#### TASK DESCRIPTION
Look at each line below and count those with the word "Calculator"; the answer is that number only.

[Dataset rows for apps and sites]
____________________
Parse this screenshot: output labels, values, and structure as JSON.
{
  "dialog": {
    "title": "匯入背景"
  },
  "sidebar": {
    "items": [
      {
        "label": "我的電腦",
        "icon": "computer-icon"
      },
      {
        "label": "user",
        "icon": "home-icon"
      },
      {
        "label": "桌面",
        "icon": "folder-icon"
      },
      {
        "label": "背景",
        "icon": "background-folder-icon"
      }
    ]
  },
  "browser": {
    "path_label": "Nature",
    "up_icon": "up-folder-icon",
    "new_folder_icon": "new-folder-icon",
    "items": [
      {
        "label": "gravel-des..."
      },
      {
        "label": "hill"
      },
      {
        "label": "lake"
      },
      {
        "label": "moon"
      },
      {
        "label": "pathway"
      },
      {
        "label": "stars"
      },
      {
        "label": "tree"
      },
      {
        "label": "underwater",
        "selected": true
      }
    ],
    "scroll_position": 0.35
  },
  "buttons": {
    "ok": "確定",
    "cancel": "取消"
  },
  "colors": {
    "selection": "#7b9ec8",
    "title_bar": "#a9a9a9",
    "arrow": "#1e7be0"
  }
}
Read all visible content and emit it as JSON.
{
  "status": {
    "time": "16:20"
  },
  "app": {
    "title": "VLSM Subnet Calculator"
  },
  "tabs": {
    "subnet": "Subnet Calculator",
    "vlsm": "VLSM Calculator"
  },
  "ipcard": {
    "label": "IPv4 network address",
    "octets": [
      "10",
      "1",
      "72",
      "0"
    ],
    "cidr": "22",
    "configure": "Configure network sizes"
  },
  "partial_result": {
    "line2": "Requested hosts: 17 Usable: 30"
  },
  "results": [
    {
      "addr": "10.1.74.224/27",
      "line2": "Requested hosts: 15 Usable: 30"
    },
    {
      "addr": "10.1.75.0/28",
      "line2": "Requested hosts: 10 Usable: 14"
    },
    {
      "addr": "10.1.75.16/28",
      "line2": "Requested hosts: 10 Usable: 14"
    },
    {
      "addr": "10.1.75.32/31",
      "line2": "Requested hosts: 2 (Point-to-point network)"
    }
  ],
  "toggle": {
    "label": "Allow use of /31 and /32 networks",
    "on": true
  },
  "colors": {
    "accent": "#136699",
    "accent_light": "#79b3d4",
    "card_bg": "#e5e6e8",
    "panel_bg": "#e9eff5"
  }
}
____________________
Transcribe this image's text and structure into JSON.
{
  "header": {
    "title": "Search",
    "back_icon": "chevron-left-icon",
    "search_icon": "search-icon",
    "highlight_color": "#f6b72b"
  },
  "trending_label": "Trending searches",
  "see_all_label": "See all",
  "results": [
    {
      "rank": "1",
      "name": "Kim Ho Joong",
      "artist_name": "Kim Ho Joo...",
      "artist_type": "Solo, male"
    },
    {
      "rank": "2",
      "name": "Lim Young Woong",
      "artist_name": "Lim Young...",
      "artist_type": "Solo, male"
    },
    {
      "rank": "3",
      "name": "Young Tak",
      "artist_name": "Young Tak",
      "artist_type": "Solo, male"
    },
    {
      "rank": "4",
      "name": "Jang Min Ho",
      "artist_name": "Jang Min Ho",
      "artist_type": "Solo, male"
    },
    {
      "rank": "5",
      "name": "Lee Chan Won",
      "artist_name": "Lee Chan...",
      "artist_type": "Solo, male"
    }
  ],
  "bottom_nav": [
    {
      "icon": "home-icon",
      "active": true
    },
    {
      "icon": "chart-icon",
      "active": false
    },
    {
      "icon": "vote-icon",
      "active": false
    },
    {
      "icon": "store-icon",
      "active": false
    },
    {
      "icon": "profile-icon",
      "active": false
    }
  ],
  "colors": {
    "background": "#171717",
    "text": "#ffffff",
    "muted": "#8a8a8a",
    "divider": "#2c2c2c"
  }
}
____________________
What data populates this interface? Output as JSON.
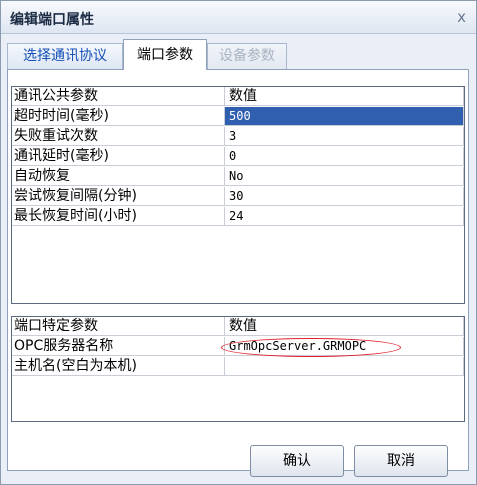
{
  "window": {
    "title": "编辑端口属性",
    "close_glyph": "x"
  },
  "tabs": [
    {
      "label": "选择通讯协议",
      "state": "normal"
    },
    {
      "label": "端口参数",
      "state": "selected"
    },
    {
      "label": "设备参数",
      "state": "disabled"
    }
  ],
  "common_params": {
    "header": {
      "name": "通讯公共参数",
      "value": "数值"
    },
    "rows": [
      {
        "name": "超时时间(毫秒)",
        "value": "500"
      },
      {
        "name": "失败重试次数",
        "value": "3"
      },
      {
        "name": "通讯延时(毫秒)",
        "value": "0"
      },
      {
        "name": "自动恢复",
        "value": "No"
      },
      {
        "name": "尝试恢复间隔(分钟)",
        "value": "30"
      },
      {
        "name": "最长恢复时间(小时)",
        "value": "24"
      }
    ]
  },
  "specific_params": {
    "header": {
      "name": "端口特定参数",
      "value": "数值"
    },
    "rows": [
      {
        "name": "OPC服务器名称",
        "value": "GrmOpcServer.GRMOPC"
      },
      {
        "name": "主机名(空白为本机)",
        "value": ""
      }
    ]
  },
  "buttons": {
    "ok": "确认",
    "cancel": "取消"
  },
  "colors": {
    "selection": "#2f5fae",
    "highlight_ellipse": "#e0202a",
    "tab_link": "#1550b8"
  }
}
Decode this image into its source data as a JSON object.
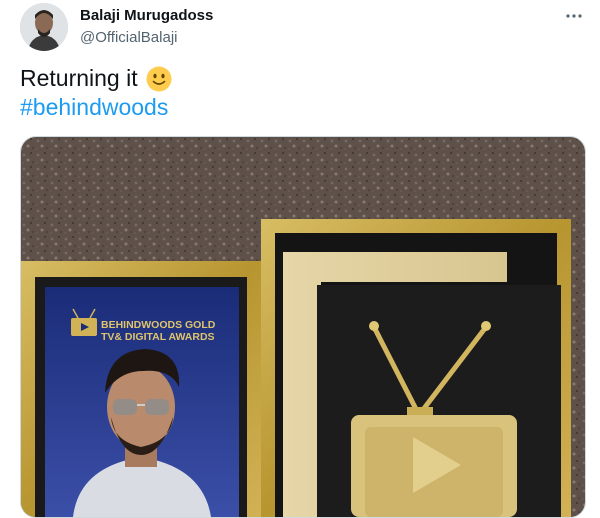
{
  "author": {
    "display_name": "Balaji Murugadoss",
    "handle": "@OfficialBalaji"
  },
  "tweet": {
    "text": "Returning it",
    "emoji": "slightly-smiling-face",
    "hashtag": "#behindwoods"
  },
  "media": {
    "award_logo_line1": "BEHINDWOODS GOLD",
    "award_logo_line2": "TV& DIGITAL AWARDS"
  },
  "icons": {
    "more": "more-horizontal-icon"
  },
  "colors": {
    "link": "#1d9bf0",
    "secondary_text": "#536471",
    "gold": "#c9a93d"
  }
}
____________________
#### EXERCISE RESULT
3